In February, ESPN released a feature titled The Great Analytics Rankings. In it they rated every major US sports franchise on its “analytics staff, its buy-in from execs and coaches, its investment in biometric data and how much its approach is predicated on analytics,” producing a top 10, bottom 10 and headline assessment of each team.
At a professional sports club it would be difficult to perform a similarly comprehensive overview of the competition, but there are enough rumours and ongoing knowledge exchange to at least hazard a guess.
So grab a flipchart and pen and title the page with an area of operations. It might be “Analytics”, but it could easily be “Recruitment”, “Youth Development”, “Succession Planning” or “Fan Engagement”. Then, start to make a list – maybe of clubs in your league, country, or of teams you consider to be direct competition – from top to bottom, the best to the worst in that area. Identify where your team ranks, and how far ahead a theoretical “perfect club” would be.
It might look something like this:
In this fictitious example, we are furthest behind the top-ranked teams in the area of medical, but the biggest industry opportunity is in analytics, given that the best club (Club A) is far from having the theoretical perfect operation in this area. In youth development, despite being one of the industry leaders, there’s still plenty of headroom for even the best teams to improve.
Given finite resources, the choice then becomes:
- should we attempt catch up with our competitors by improving in areas where we are weak? Or
- should we attempt to gain a competitive advantage by improving in areas where our competitors are weak?
There is, of course, no correct answer – different areas will also have different and unpredictable levels of impact on first-team performance – but at the very least this exercise can help us understand if we’re neglecting areas where the marginal gains could be massive, or overspending in areas where each extra dollar has a near-negligible effect.

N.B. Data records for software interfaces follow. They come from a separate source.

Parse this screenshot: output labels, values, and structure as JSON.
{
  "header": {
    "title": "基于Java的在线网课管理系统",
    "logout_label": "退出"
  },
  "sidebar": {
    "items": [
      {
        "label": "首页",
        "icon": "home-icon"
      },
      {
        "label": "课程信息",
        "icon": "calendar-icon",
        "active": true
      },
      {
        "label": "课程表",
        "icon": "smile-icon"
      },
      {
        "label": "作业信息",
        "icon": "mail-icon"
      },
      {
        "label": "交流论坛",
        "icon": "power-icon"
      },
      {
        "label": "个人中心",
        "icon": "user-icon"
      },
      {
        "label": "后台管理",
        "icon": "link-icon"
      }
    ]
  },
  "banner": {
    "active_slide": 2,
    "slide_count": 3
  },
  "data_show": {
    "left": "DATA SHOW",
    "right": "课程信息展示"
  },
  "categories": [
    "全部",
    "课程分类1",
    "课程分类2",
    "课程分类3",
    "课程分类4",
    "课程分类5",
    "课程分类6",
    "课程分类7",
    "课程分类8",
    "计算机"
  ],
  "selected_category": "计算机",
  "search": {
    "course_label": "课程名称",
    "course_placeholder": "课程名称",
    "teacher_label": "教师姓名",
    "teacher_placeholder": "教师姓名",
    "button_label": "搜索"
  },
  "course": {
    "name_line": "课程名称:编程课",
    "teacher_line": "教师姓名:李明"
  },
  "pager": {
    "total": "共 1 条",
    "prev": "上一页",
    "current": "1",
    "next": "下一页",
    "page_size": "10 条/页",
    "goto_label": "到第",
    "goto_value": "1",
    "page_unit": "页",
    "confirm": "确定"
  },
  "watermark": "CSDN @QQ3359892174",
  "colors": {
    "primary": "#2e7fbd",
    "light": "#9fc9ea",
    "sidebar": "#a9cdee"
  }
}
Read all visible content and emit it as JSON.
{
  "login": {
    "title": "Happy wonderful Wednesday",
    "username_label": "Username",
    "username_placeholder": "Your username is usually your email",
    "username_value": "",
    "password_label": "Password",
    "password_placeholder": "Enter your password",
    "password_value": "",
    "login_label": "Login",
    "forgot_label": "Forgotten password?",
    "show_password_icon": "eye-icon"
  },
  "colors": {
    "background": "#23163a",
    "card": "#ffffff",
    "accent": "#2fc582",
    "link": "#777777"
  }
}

Perhaps even pin the ranking to the office wall, and see where you lie in six months time.